In a statement read to SGA legislators, Montclair State University President Susan Cole questioned whether a student newspaper can effectively function when the student government controls its funding.
“The Montclarion has come to the conclusion that its relationship to the SGA poses an unacceptable obstacle to a free press. I agree with the underlying principle that government and a free press must remain separate,” Cole said.
Cole told the student government legislators that the public university would make sure the paper had money to print, whether or not the SGA approved funding. She said she would work with both the paper and the SGA to have them separated by July 1.
The student government froze funding for the student publication in January, but temporarily restored it to allow publication while the dispute was mediated. Negotiations broke down Tuesday.
Montclarion editors said they were victims of retaliation from the student government over stories critical of closed meetings.
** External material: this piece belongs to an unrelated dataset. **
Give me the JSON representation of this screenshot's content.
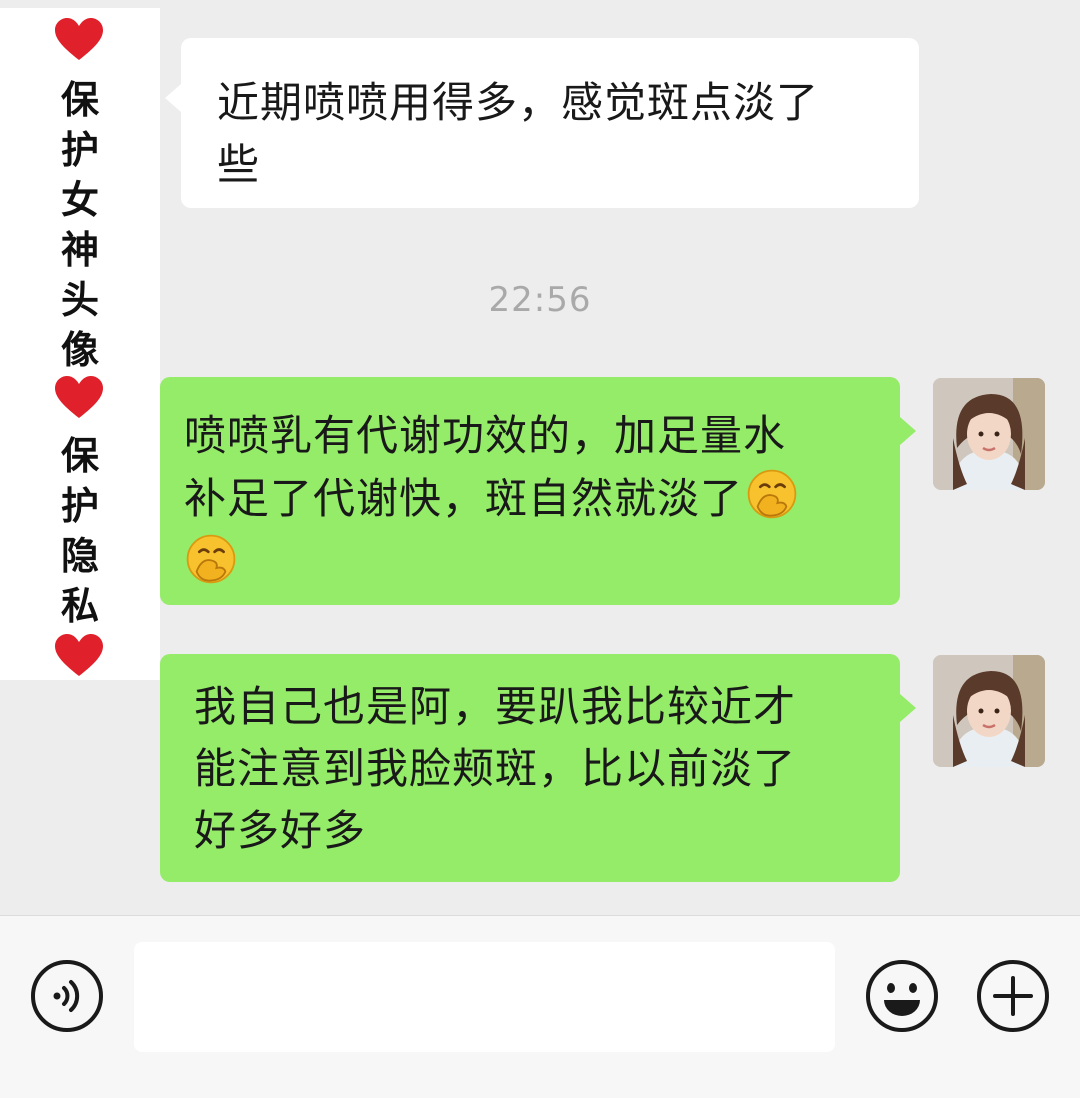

But student leaders said the paper had no authority to hire a lawyer to help them gain access to the meetings.
The New Jersey Press Association, the Society of Professional Journalists, the American Civil Liberties Union and the Arlington, Va.-based Student Press Law Center criticized the budget freeze, saying it is highly unusual for a student government to shut down a newspaper for its activities.
Contacted after her speech, Cole said she felt it was time to end the funding dispute, and that she would set up protections, including an independent funding source, to make sure The Montclarion operates as independently as possible from the university.
“There’s as much of a conflict with the administration funding the newspaper as with the student government funding the newspaper,” Cole said.
SGA President Ron Chicken didn’t immediately return a call for comment.
The SGA legislature ended up voting to provide money to the newspaper for the rest of the semester, according to Montclarion news editor Shayna Jacobs.
Jacobs said editors were ecstatic that they would no longer have to be dependent on the student government.
“We now know that no matter what we publish,” Jacobs said, “no matter what legal issues we press, we can still function as a newspaper.”